-------- Data

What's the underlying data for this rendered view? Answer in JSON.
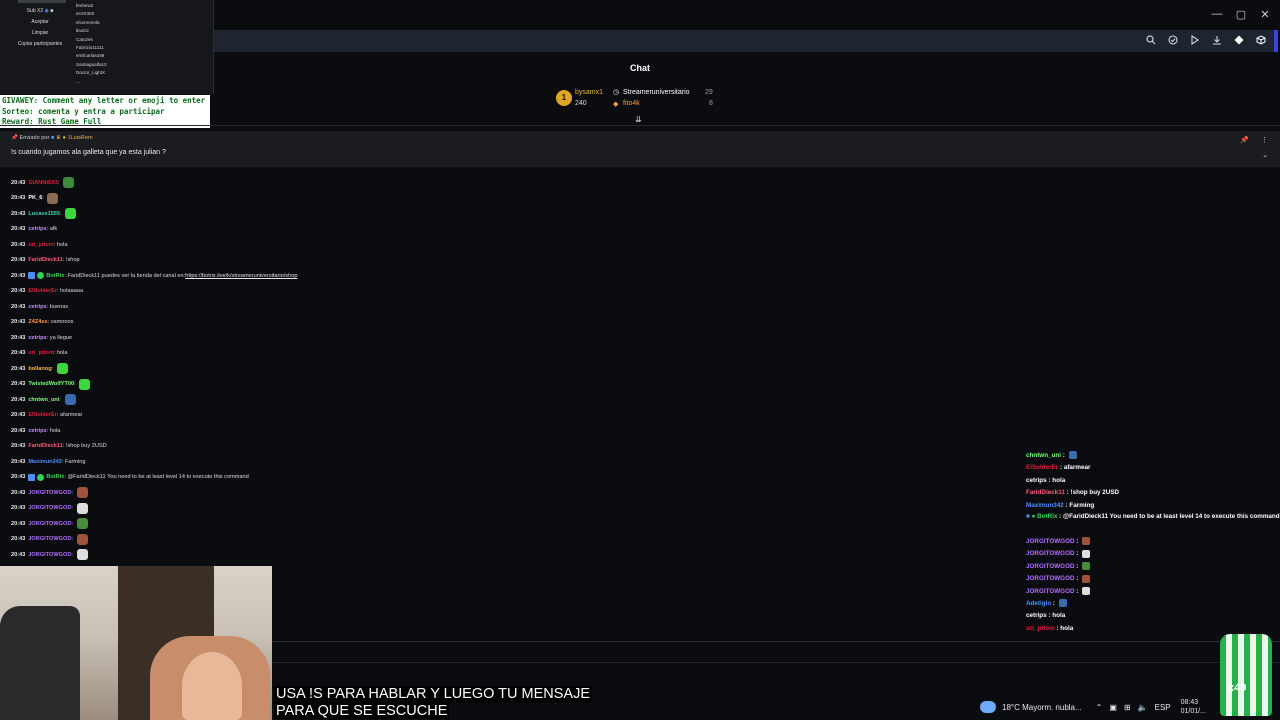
{
  "window": {
    "minimize": "—",
    "maximize": "▢",
    "close": "✕"
  },
  "toolbar_icons": [
    "search-icon",
    "shield-icon",
    "play-icon",
    "download-icon",
    "diamond-icon",
    "cube-icon"
  ],
  "control_panel": {
    "sub_label": "Sub X2",
    "accept": "Aceptar",
    "clear": "Limpiar",
    "copy": "Copiar participantes",
    "participants": [
      "bmbew2",
      "erc0r300",
      "elcomenela",
      "tlautr2",
      "Catozes",
      "Fabrizio11111",
      "emilcarlaso89",
      "Santiagoalfa10",
      "Doctor_LightX",
      "..."
    ]
  },
  "giveaway": {
    "line1": "GIVAWEY: Comment any letter or emoji to enter",
    "line2": "Sorteo: comenta y entra a participar",
    "line3": "Reward: Rust Game Full"
  },
  "chat_header": {
    "title": "Chat",
    "leader_rank": "1",
    "leader1_name": "bysamx1",
    "leader1_points": "240",
    "leader2_name": "Streameruniversitario",
    "leader2_points": "29",
    "leader3_name": "fito4k",
    "leader3_points": "8"
  },
  "pinned": {
    "sent_by": "Enviado por",
    "user": "1LuisRem",
    "message": "!s cuando jugamos ala galleta que ya esta julian ?"
  },
  "messages": [
    {
      "time": "20:43",
      "user": "GIANNIS93",
      "color": "#e0203b",
      "text": "",
      "emote": "#3f8a3a"
    },
    {
      "time": "20:43",
      "user": "PK_6",
      "color": "#ffffff",
      "text": "",
      "emote": "#8a6a52"
    },
    {
      "time": "20:43",
      "user": "Lucass1555",
      "color": "#3fd4b6",
      "text": "",
      "emote": "#3ed63e"
    },
    {
      "time": "20:43",
      "user": "cetrips",
      "color": "#c58bff",
      "text": "afk",
      "emote": ""
    },
    {
      "time": "20:43",
      "user": "uri_pitom",
      "color": "#e0203b",
      "text": "hola",
      "emote": ""
    },
    {
      "time": "20:43",
      "user": "FaridDieck11",
      "color": "#ff5c7a",
      "text": "!shop",
      "emote": ""
    },
    {
      "time": "20:43",
      "user": "BotRix",
      "color": "#35d05a",
      "text": "FaridDieck11 puedes ver la tienda del canal en: ",
      "link": "https://botrix.live/k/streameruniversitario/shop",
      "emote": ""
    },
    {
      "time": "20:43",
      "user": "ElSolderEr",
      "color": "#e0203b",
      "text": "holaaaaa",
      "emote": ""
    },
    {
      "time": "20:43",
      "user": "cetrips",
      "color": "#c58bff",
      "text": "buenas",
      "emote": ""
    },
    {
      "time": "20:43",
      "user": "Z4Z4ss",
      "color": "#ff9a3c",
      "text": "vamooos",
      "emote": ""
    },
    {
      "time": "20:43",
      "user": "cetrips",
      "color": "#c58bff",
      "text": "ya llegue",
      "emote": ""
    },
    {
      "time": "20:43",
      "user": "uri_pitom",
      "color": "#e0203b",
      "text": "hola",
      "emote": ""
    },
    {
      "time": "20:43",
      "user": "bollanog",
      "color": "#ffb347",
      "text": "",
      "emote": "#3ed63e"
    },
    {
      "time": "20:43",
      "user": "TwistedWolfYT00",
      "color": "#7dff7d",
      "text": "",
      "emote": "#3ed63e"
    },
    {
      "time": "20:43",
      "user": "chntwn_uni",
      "color": "#7dff7d",
      "text": "",
      "emote": "#3a6bb0"
    },
    {
      "time": "20:43",
      "user": "ElSolderEr",
      "color": "#e0203b",
      "text": "afarmear",
      "emote": ""
    },
    {
      "time": "20:43",
      "user": "cetrips",
      "color": "#c58bff",
      "text": "hola",
      "emote": ""
    },
    {
      "time": "20:43",
      "user": "FaridDieck11",
      "color": "#ff5c7a",
      "text": "!shop buy 2USD",
      "emote": ""
    },
    {
      "time": "20:43",
      "user": "Maximun342",
      "color": "#4f8dff",
      "text": "Farming",
      "emote": ""
    },
    {
      "time": "20:43",
      "user": "BotRix",
      "color": "#35d05a",
      "text": "@FaridDieck11 You need to be at least level 14 to execute this command",
      "emote": ""
    },
    {
      "time": "20:43",
      "user": "JORGITOWGOD",
      "color": "#b46bff",
      "text": "",
      "emote": "#a0523b"
    },
    {
      "time": "20:43",
      "user": "JORGITOWGOD",
      "color": "#b46bff",
      "text": "",
      "emote": "#dddddd"
    },
    {
      "time": "20:43",
      "user": "JORGITOWGOD",
      "color": "#b46bff",
      "text": "",
      "emote": "#4a8a3a"
    },
    {
      "time": "20:43",
      "user": "JORGITOWGOD",
      "color": "#b46bff",
      "text": "",
      "emote": "#a0523b"
    },
    {
      "time": "20:43",
      "user": "JORGITOWGOD",
      "color": "#b46bff",
      "text": "",
      "emote": "#dddddd"
    }
  ],
  "overlay": [
    {
      "user": "chntwn_uni",
      "color": "#7dff7d",
      "text": "",
      "emote": "#3a6bb0"
    },
    {
      "user": "ElSolderEr",
      "color": "#e0203b",
      "text": "afarmear",
      "emote": ""
    },
    {
      "user": "cetrips",
      "color": "#ffffff",
      "text": "hola",
      "emote": ""
    },
    {
      "user": "FaridDieck11",
      "color": "#ff5c7a",
      "text": "!shop buy 2USD",
      "emote": ""
    },
    {
      "user": "Maximun342",
      "color": "#4f8dff",
      "text": "Farming",
      "emote": ""
    },
    {
      "user": "BotRix",
      "color": "#35d05a",
      "text": "@FaridDieck11 You need to be at least level 14 to execute this command",
      "emote": "",
      "wrap": true
    },
    {
      "user": "JORGITOWGOD",
      "color": "#b46bff",
      "text": "",
      "emote": "#a0523b"
    },
    {
      "user": "JORGITOWGOD",
      "color": "#b46bff",
      "text": "",
      "emote": "#dddddd"
    },
    {
      "user": "JORGITOWGOD",
      "color": "#b46bff",
      "text": "",
      "emote": "#4a8a3a"
    },
    {
      "user": "JORGITOWGOD",
      "color": "#b46bff",
      "text": "",
      "emote": "#a0523b"
    },
    {
      "user": "JORGITOWGOD",
      "color": "#b46bff",
      "text": "",
      "emote": "#dddddd"
    },
    {
      "user": "Adetigio",
      "color": "#4f8dff",
      "text": "",
      "emote": "#3a6bb0"
    },
    {
      "user": "cetrips",
      "color": "#ffffff",
      "text": "hola",
      "emote": ""
    },
    {
      "user": "uri_pitom",
      "color": "#e0203b",
      "text": "hola",
      "emote": ""
    }
  ],
  "subtitle": {
    "line1": "USA !S PARA HABLAR Y LUEGO TU MENSAJE",
    "line2": "PARA QUE SE ESCUCHE"
  },
  "popcorn_label": "x49",
  "tray": {
    "weather": "18°C  Mayorm. nubla...",
    "lang": "ESP",
    "time": "08:43",
    "date": "01/01/..."
  }
}
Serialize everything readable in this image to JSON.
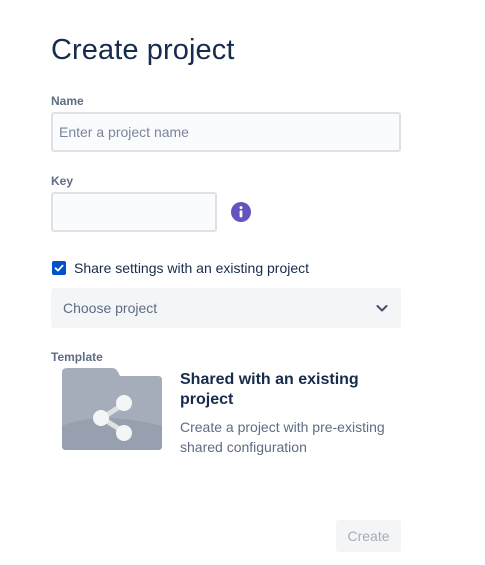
{
  "form": {
    "title": "Create project",
    "name": {
      "label": "Name",
      "value": "",
      "placeholder": "Enter a project name"
    },
    "key": {
      "label": "Key",
      "value": "",
      "info_icon": "info-icon"
    },
    "share_settings": {
      "label": "Share settings with an existing project",
      "checked": true
    },
    "project_select": {
      "value": "Choose project",
      "icon": "chevron-down-icon"
    },
    "template": {
      "label": "Template",
      "title": "Shared with an existing project",
      "description": "Create a project with pre-existing shared configuration",
      "icon": "shared-folder-icon"
    },
    "create_button": {
      "label": "Create",
      "disabled": true
    }
  },
  "colors": {
    "heading": "#172b4d",
    "muted": "#5e6c84",
    "accent": "#0052cc",
    "info": "#6554c0",
    "illustration": "#a5adba"
  }
}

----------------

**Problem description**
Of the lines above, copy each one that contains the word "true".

**Expected answer**
      "wrap": true
      "checked": true
      "disabled": true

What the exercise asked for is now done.